Hashim Tyabji, wildlife and tourism expert, and Co-founder of Kaafila Camp
17 April 2020
A blessing in disguise?
The most important lesson arising from the Covid-19 pandemic is that we must be prepared to imagine the unimaginable. There is some talk about future health crises; about the economic virus that is more virulent than novel Coronavirus, etc. But the fact is that we are already in the midst of the most far-reaching and life-threatening crisis of them all — Climate Change. My sense is that the cataclysmic scale and destructiveness of this pandemic is going to do more to focus people’s minds on the clear and present danger posed by the effects of climate change to our present way of life than all the well-publicised campaigns and international agreements. This heightened awareness is going to influence individual behaviour — and I believe that long-distance leisure travel will suffer long-term decline or stagnation.
Many insightful words have been written about the relevance and strength of local tourism; community based tourism; responsible tourism. So I won’t add to this except to say that I find many of these ideas persuasive.
Walk the talk
How should we prepare for the post pandemic/climate change-aware future? Since my experience has been with wildlife/wilderness tourism, I will focus on that area.
- Invest in your staff. The quality of experience of your guests is dependant almost wholly on the quality of your staff. We now have time to train them, to pick out the individuals with potential and help them realise that potential. Make sure that this recognition is matched by some kind of financial reward as well.
- Create financial reserves and tangible assets that can be leveraged to keep afloat in lean times. In our company, we try and keep a full season’s direct overheads in the banks with an additional reserve before taking any profits out of the company.

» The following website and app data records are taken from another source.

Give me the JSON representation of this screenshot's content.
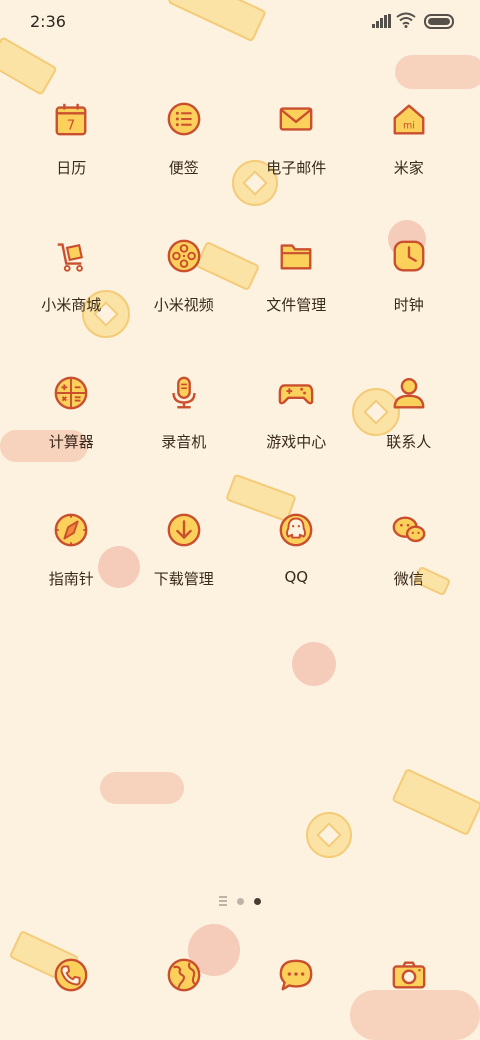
{
  "status_bar": {
    "time": "2:36"
  },
  "apps": [
    {
      "label": "日历",
      "icon": "calendar-icon",
      "icon_text": "7"
    },
    {
      "label": "便签",
      "icon": "notes-icon"
    },
    {
      "label": "电子邮件",
      "icon": "mail-icon"
    },
    {
      "label": "米家",
      "icon": "mi-home-icon",
      "icon_text": "mi"
    },
    {
      "label": "小米商城",
      "icon": "shopping-cart-icon"
    },
    {
      "label": "小米视频",
      "icon": "film-reel-icon"
    },
    {
      "label": "文件管理",
      "icon": "folder-icon"
    },
    {
      "label": "时钟",
      "icon": "clock-icon"
    },
    {
      "label": "计算器",
      "icon": "calculator-icon"
    },
    {
      "label": "录音机",
      "icon": "microphone-icon"
    },
    {
      "label": "游戏中心",
      "icon": "gamepad-icon"
    },
    {
      "label": "联系人",
      "icon": "contact-icon"
    },
    {
      "label": "指南针",
      "icon": "compass-icon"
    },
    {
      "label": "下载管理",
      "icon": "download-icon"
    },
    {
      "label": "QQ",
      "icon": "qq-penguin-icon"
    },
    {
      "label": "微信",
      "icon": "wechat-icon"
    }
  ],
  "page_indicator": {
    "pages": 3,
    "active": 2
  },
  "dock": [
    {
      "icon": "phone-icon"
    },
    {
      "icon": "browser-globe-icon"
    },
    {
      "icon": "messages-icon"
    },
    {
      "icon": "camera-icon"
    }
  ],
  "colors": {
    "background": "#fdf2df",
    "icon_fill": "#fbd15b",
    "icon_stroke": "#c94f2e"
  }
}
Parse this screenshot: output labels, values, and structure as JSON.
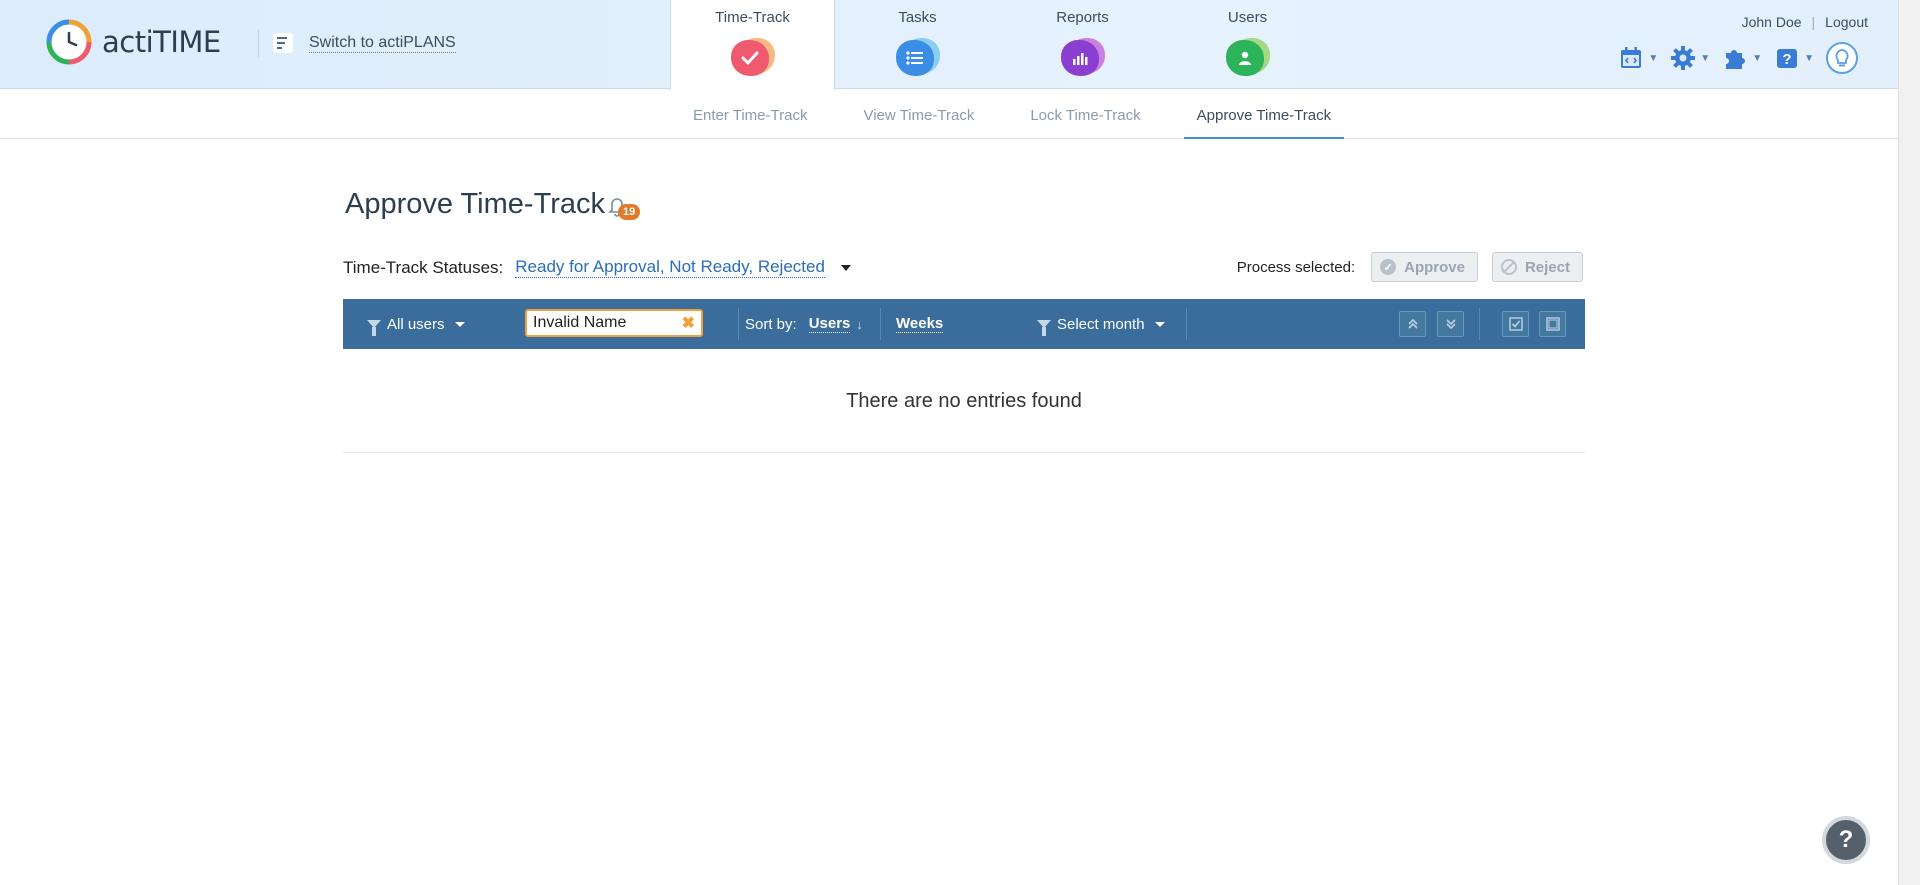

- Be sustainable and responsible. Carefully examine your hardware and all operations through the prism of carbon footprint, waste minimisation, water and energy efficiency, local recruitment, community involvement and benefit. Future travellers are going to have a sharpened eye for these issues. For responsible travel practitioners, this will not only be an intrinsic compulsion but also a market compulsion to strengthen your credibility and establish a loyal customer base.
- Seek clarity of identity. Think carefully about what exactly is your product. Are you a dedicated wildlife lodge/camp? Or a holiday resort with wildlife viewing as one of several activities? A wellness retreat? A weekend getaway? Once you are clear in your mind, focus completely on strengthening that identity. That will be your brand. In my experience, good business and operational decision making can only flow from clarity on this issue. Don’t get side-tracked by short-term marketing or business decisions, which only dilute your overall identity, and confuse and even demoralise your staff. Most importantly, a clear identity leads to long-term client loyalty as nothing else does. Because these are people who love what you have to offer and by and large are immune to the blandishments of price discounts etc, by the competition.
- Appropriate staff and systems. When taking decisions about staff recruitment, welfare and technologies that strengthen your brand, the wrong question is, “Can I afford this?” The correct question is, “Can I afford not to do this?”
Is it possible? Yes!
By way of illustration — we began building Forsyth’s Lodge, Satpura in 2008. As the financial crisis engulfed us, our construction budget shrank resulting in a much sparser lodge offering than envisaged. Additionally, Satpura was a completely unknown park without the draw of regular tiger sightings — the indispensable requirement for a successful Central Indian park. With tourism recovering slowly and the pressure of loans and salary bills, we were strongly advised to dilute our ‘jungle plan only’ offering and open the lodge to AP guests of all descriptions to tide over the tough times. We realised that once we did this, it would be difficult for us to walk back our identity to an exclusive wildlife lodge. Moreover, we knew that it would be hard to retain our picked and dedicated group of young naturalists, who were the heart and soul of the lodge and critical to the in depth wildlife experience that we offered. We had in fact recruited these naturalists at what were then unprecedented salaries because the question we asked ourselves was — if we want to offer a truly unique wildlife experience, can we afford NOT to recruit these people? Although we faced some tough times, we stuck to our guns and in the long run our strategy paid off and Forsyth’s established itself as one of the best ‘wildlife’ lodges in the country with a loyal client base.